The Euthyphro dialogue occurs near the court of the archon basileus (king magistrate), where Socrates and Euthyphro encounter each other; each man is present at the court for the preliminary hearings to possible trials (2a).
Euthyphro has come to present charges of murder against his own father who, after arresting one of his workers for killing a slave from the family estate on Naxos Island, tied him and threw him in a ditch where he died of exposure to the elements without proper care and attention (3e–4d) while Euthyphro's father awaited to hear from the exegetes (cf. Laws 759d) about how to proceed. Socrates is astonished by Euthyphro's confidence in being able to prosecute his own father for the serious charge of manslaughter, despite the fact that Athenian Law allows only relatives of the dead man to file suit for murder. (Dem. 43 §57) Euthyphro dismisses the astonishment of Socrates, which confirms his overconfidence in his own critical judgment of matters religious and ethical.

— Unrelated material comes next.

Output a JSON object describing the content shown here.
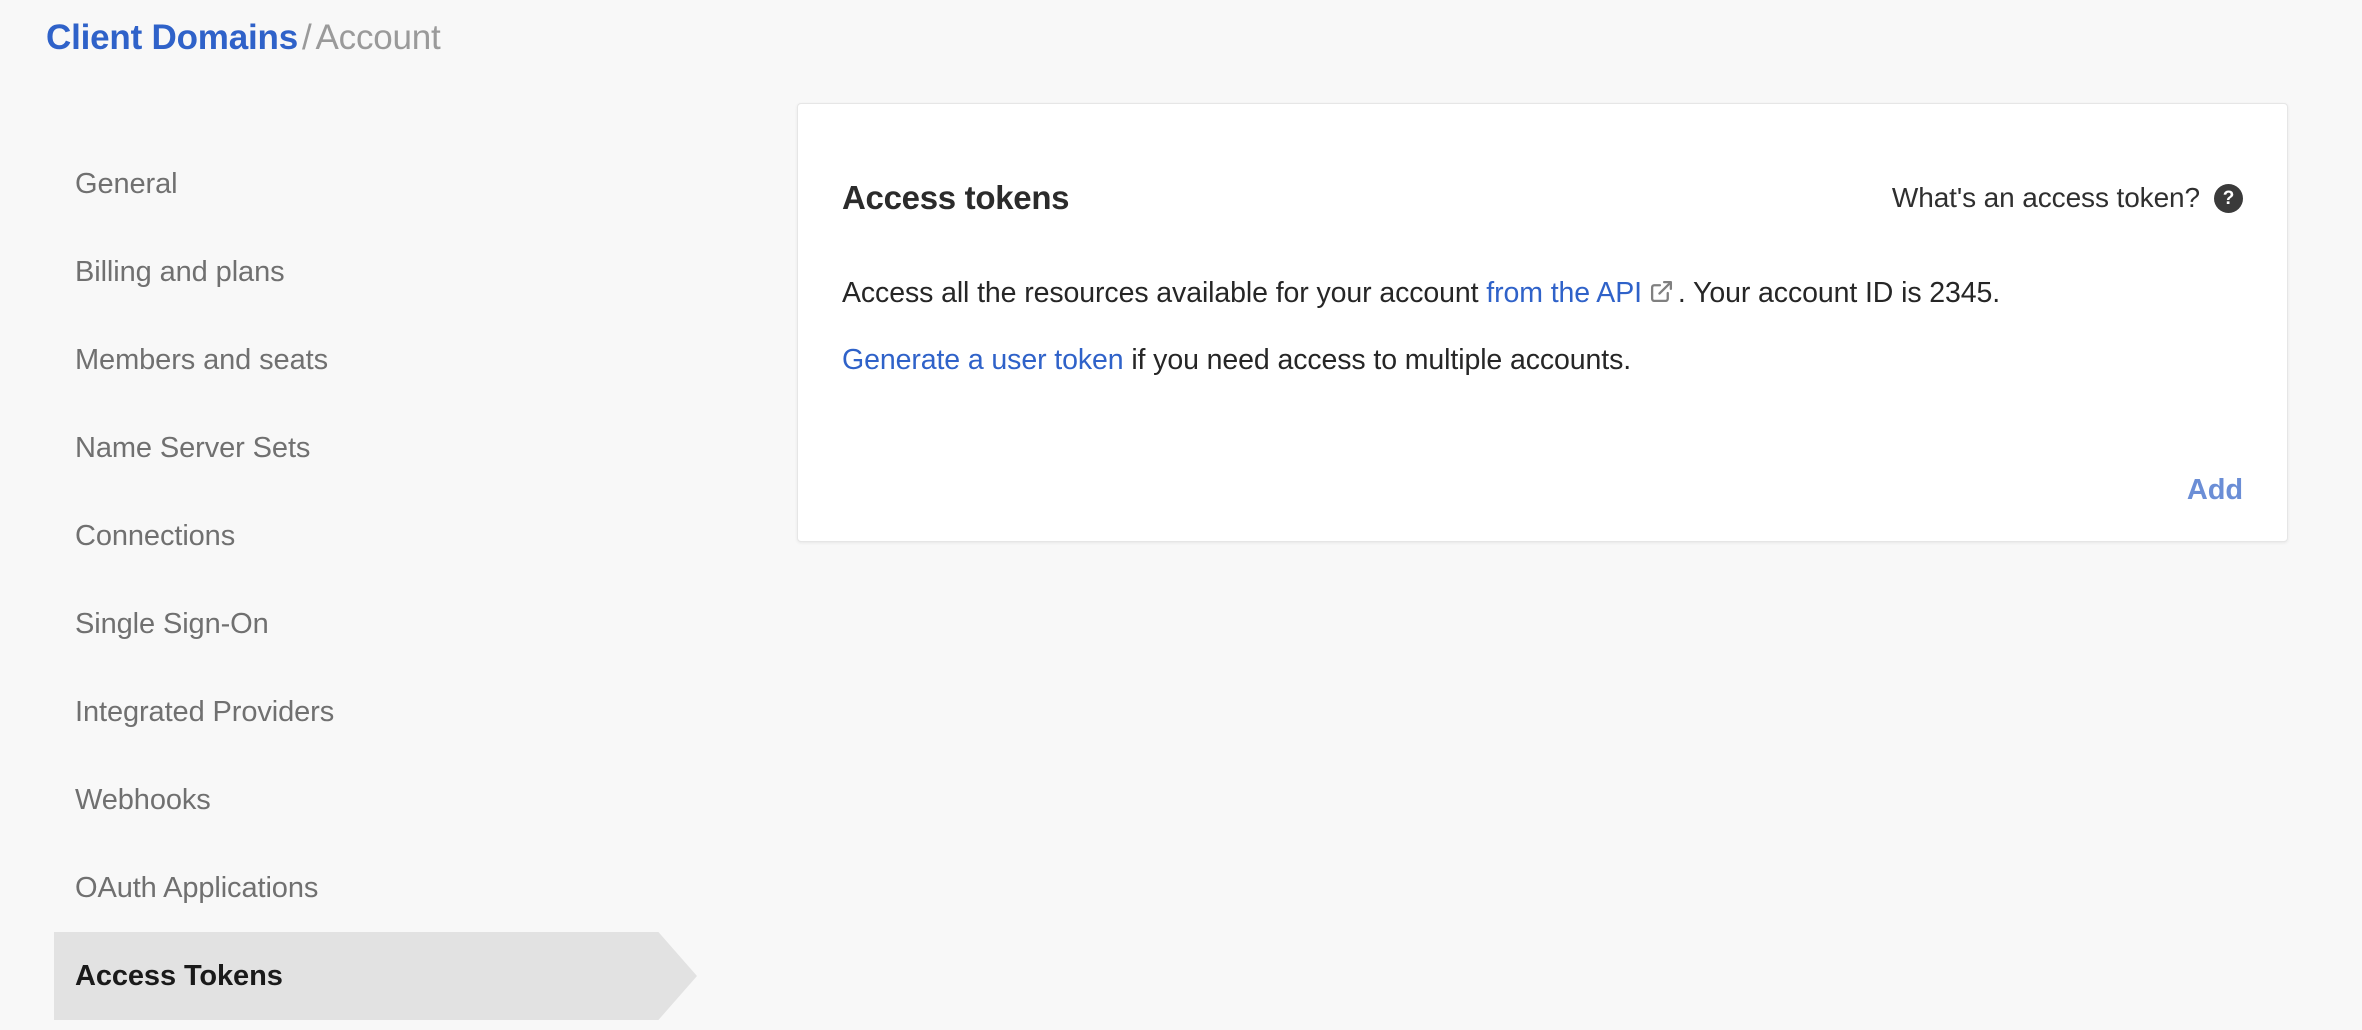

In an example of Socratic irony, Socrates says that Euthyphro obviously has a clear understanding of what is pious or holy (τὸ ὅσιον to hosion) and impious or unholy (τὸ ἀνόσιον to anosion). Because he is facing a formal charge of impiety, Socrates expresses the hope to learn from Euthyphro, all the better to defend himself in the trial, as he himself is being accused of religious transgressions.
Euthyphro says that what lies behind the charge of impiety presented against Socrates, by Meletus and the others, is Socrates' claim that he is subjected to a daimon, (divine sign) which warns him of various courses of action. (3b) From the perspective of some Athenians, Socrates expressed scepticism of the accounts about the Greek gods, which he and Euthyphro briefly discuss, before proceeding to the main argument of their dialogue: the definition of "piety". Moreover, Socrates further expresses critical reservations about such divine accounts that emphasise the cruelty and inconsistent behaviour of the Greek gods, such as the castration of the early sky-god Uranus, by his son Cronus; a story Socrates said is difficult to accept. (6a–6c)
After claiming to know and be able to tell more astonishing divine stories, Euthyphro spends little time and effort defending the conventional, Greek view of the gods. Instead, he is led to the true task at hand, as Socrates forces him to confront his ignorance, by pressing Euthyphro for a definition of "piety"; yet, Socrates finds flaw with each definition of "piety" proposed by Euthyphro.(6d ff.)
At the dialogue's conclusion, Euthyphro is compelled to admit that each of his definitions of "piety" has failed, but, rather than correct his faulty logic, he says that it is time for him to leave, and excuses himself from their dialogue. To that end, Socrates concludes the dialogue with Socratic irony: Since Euthyphro was unable to define "piety", Euthyphro has failed to teach Socrates about piety. Therefore, from his dialogue with Euthyphro, Socrates received nothing helpful to his defense against a formal charge of impiety. (15c ff.)